BuzzFlash goes back a long way to its founding in May of 2000, so we were around for the full 2000 presidential campaign.
 
Looking through some article print outs from the 2000 election, we came across this one from the New York Daily News, "Bush Set To Fight An Electoral College Loss" (November 1, 2000):
 
They're not only thinking the unthinkable, they're planning for it.
 
Quietly, some of George W. Bush's advisers are preparing for the ultimate "what if" scenario: What happens if Bush wins the popular vote for President, but loses the White House because Al Gore's won the majority of electoral votes?…
 
So what if Gore wins such crucial battleground states as Florida, Michigan and Pennsylvania and thus captures the magic 270 electoral votes while Bush wins the overall nationwide popular vote?
 
"The one thing we don't do is roll over," says a Bush aide. "We fight."
 
How? The core of the emerging Bush strategy assumes a popular uprising, stoked by the Bushies themselves, of course.
 
In league with the campaign - which is preparing talking points about the Electoral College's essential unfairness - a massive talk-radio operation would be encouraged. "We'd have ads, too," says a Bush aide, "and I think you can count on the media to fuel the thing big-time. Even papers that supported Gore might turn against him because the will of the people will have been thwarted."
 
Local business leaders will be urged to lobby their customers, the clergy will be asked to speak up for the popular will and Team Bush will enlist as many Democrats as possible to scream as loud as they can. "You think 'Democrats for Democracy' would be a catchy term for them?" asks a Bush adviser.
 
The irony, of course, is that Gore went on to win the popular vote in 2000 by more than a half a million votes (540,000). Bush only won the electoral vote – after massive voter suppression in Florida and voting hijinks – with the intervention of Antonin Scalia and United States Supreme Court, who appointed him president (after a highly questionable vote count that dwindled to just over 200 in the Sunshine State, despite Bush being assisted from various strategies to suppress the Democratic vote in Florida).
 
Fast forward to 2012.  The scenario that the Bush campaign thought it was facing is exactly the one Romney confronts: he may win the popular vote, but the bets are that he will lose the electoral vote.  (Of course, Obama may still win the popular vote, particularly given his incremental rise in the national polls this past week.)
 
So will Romney's campaign try to claim that the Electoral College system set up by the Constitution is "un-democratic," as the Bush 2000 campaign was planning to do?  Probably not, given the precedent of Bush having the Supreme Court vote him in as president by allowing him to capture the Florida electoral vote, while he lost by hundreds of thousands of votes to Gore nationally.
 
But remember, Republicans don't let their own precedents get in the way of bullying their way into office.  In any case, if Obama were to win electorally and lose the national vote, watch out for a Tea Party rebellion, because double standards are their claim to fame.
 
Meanwhile, George W. Bush – whose two terms in office brought America to economic ruin and instigated two failed wars – was recently off in the Cayman Islands speaking strictly off the record on offshore banking and investment.
 
According to Tom Robberson of the Dallas Morning News editorial department: 
 
So why would George W. Bush, less than a week before the presidential election, go to the Caymans and give a top secret speech to selected audience members who, according to The Associated Press, were “forbidden” to discuss any of the contents of that discussion?

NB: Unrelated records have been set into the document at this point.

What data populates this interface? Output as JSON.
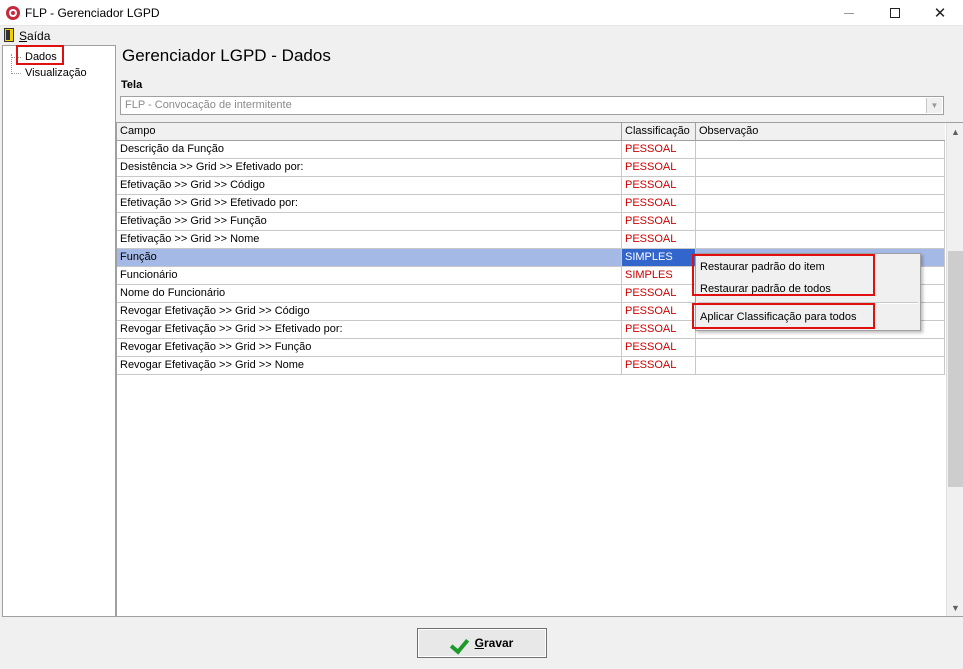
{
  "window": {
    "title": "FLP - Gerenciador LGPD",
    "minimize_icon": "minimize-icon",
    "maximize_icon": "maximize-icon",
    "close_icon": "close-icon",
    "close_glyph": "✕"
  },
  "menu": {
    "exit_first": "S",
    "exit_rest": "aída"
  },
  "tree": {
    "items": [
      {
        "label": "Dados",
        "selected": true
      },
      {
        "label": "Visualização",
        "selected": false
      }
    ]
  },
  "main": {
    "title": "Gerenciador LGPD - Dados",
    "tela_label": "Tela",
    "tela_value": "FLP - Convocação de intermitente",
    "combo_arrow": "▼"
  },
  "grid": {
    "columns": [
      "Campo",
      "Classificação",
      "Observação"
    ],
    "rows": [
      {
        "campo": "Descrição da Função",
        "classificacao": "PESSOAL",
        "observacao": ""
      },
      {
        "campo": "Desistência >> Grid >> Efetivado por:",
        "classificacao": "PESSOAL",
        "observacao": ""
      },
      {
        "campo": "Efetivação >> Grid >> Código",
        "classificacao": "PESSOAL",
        "observacao": ""
      },
      {
        "campo": "Efetivação >> Grid >> Efetivado por:",
        "classificacao": "PESSOAL",
        "observacao": ""
      },
      {
        "campo": "Efetivação >> Grid >> Função",
        "classificacao": "PESSOAL",
        "observacao": ""
      },
      {
        "campo": "Efetivação >> Grid >> Nome",
        "classificacao": "PESSOAL",
        "observacao": ""
      },
      {
        "campo": "Função",
        "classificacao": "SIMPLES",
        "observacao": "",
        "selected": true
      },
      {
        "campo": "Funcionário",
        "classificacao": "SIMPLES",
        "observacao": ""
      },
      {
        "campo": "Nome do Funcionário",
        "classificacao": "PESSOAL",
        "observacao": ""
      },
      {
        "campo": "Revogar Efetivação >> Grid >> Código",
        "classificacao": "PESSOAL",
        "observacao": ""
      },
      {
        "campo": "Revogar Efetivação >> Grid >> Efetivado por:",
        "classificacao": "PESSOAL",
        "observacao": ""
      },
      {
        "campo": "Revogar Efetivação >> Grid >> Função",
        "classificacao": "PESSOAL",
        "observacao": ""
      },
      {
        "campo": "Revogar Efetivação >> Grid >> Nome",
        "classificacao": "PESSOAL",
        "observacao": ""
      }
    ],
    "scroll_up": "▲",
    "scroll_down": "▼"
  },
  "context_menu": {
    "items": [
      "Restaurar padrão do item",
      "Restaurar padrão de todos",
      "Aplicar Classificação para todos"
    ]
  },
  "footer": {
    "save_first": "G",
    "save_rest": "ravar"
  },
  "colors": {
    "highlight_box": "#e01010",
    "classification_text": "#d00000",
    "selected_row": "#a4b9e6",
    "selected_cell": "#3366cc",
    "save_check": "#1b9a2a"
  }
}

Forbidden. Not, “we strongly discourage you from discussing this speech outside this room,” but “you are forbidden from discussing this.”
 
And what insights would Bush have about the Cayman Islands and secret offshore investing that he would garner so much attention from the likes of KPMG (the tax-shelter company that paid a $456 million penalty for criminal tax fraud during the Bush administration), Deutsche Bank (which this year paid $202.3 million in damages and penalties for falsely certifying loans to qualify for federal insurance) and billionaire Richard Branson (who hasn’t really done anything wrong, but maybe he’s thinking about it)? And why the need for so much secrecy that participants were not allowed even to say what the speech was about?
 
Whatever the answers, this Cayman Islands caper serves as a timely reminder from our last Republican president why Americans should be highly suspicious of the current Republican contender for president. Anyone who hides his money (Romney) — and/or his words (Bush) — behind a wall of secrecy in the Caribbean is up to something suspicious.
 
But maybe Bush, who has been exiled from Romney's campaign, will return to the United States in time to advise Mitt on how to get the lease to the White House even when losing the election (should that scenario occur).
 
(Photo: Mike Kidson)